When it comes to websites, your church is probably not at the bleeding edge of functionality, design, or content. It is probably pretty straightforward with some branding elements, and a few layers of navigation, page templates, social media integration, and perhaps some audio and video content. In an attempt to stand out, you sit at your computer, or worse, in a committee meeting, and think about what to do next. Here are a few examples of areas you can use to get that much-needed boost of inspiration.


If someone has already said something profound on a topic you wish to feature on your website, do not be afraid to use it. Gather these quotes in an electronic library for your regular posts to social media outlets. Just be sure to get two things correct; ensure it’s an accurate quote, and provide proper attribution. If they are active on social media, be it Facebook, Twitter, Pinterest, or even LinkedIn, be nice and direct your readers to the outlet you consider most relevant.

Design Galleries

There are entire websites dedicated to showcasing good design work. Although these are not specifically related to churches, they can often inspire you to great work. You just might find a solution to a design problem lurking on these pages. A good place to start would be Six Revisions’ article on 16 Best Web Design Galleries for Inspiration. For the more artistic, take a look at Dribbble, where designers show only a snippet of interesting work to get your mind working.

Image Focused Social Media

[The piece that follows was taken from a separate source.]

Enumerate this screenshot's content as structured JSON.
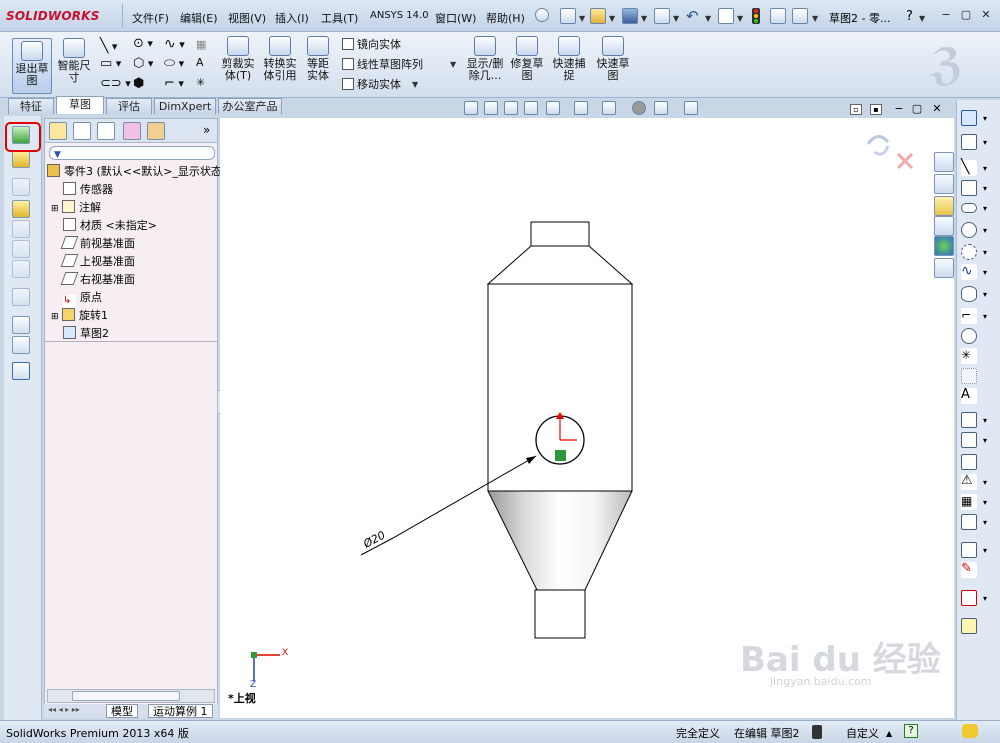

If you are interested in a combination of design ideas as well as articles on the same topic, social media outlets are the answer. Of course the giant here is Pinterest, with a multitude of users pinning articles and images to themed boards. There are plenty of church website idea pins out there, ready for consumption and inspiration.

Other Church Websites

Perform a search for churches with something in common to yours, such as denominations, communities, sizes, or demographics. See how they solved the problems you currently face. As I said earlier, you are not alone and many have gone before you and found solutions. What does their content structure look like? Do they have nice photography? How about daily devotionals? See what others have done before you run off to invent something already created.

Action Item

Do not take this article as a push to go steal someone’s hard work and claim it as your own. I specifically want you to use these as inspiration. Borrow a piece of the design, and grow your own around it. Copy and Paste with Pride and use them as seeds to grow a new design, navigation structure, or any other problem you need to solve on your website. Water that seed with lots of hard work, and soon your church website just might be the newest thing that others are using to spread the Gospel to the ends of the world.

Note: It would be in poor taste if I did not admit that this article was inspired by a conversation with Rahul Singh.

Photo courtesy of Leandro Frasson

Author: Stephen Morrissey

I have been making websites since 1996, and using social media since 2006. My current profession is designing user experiences for corporate software, websites, and mobile applications. I started sharing my knowledge with the world in 2011, about a year after a revival in my faith.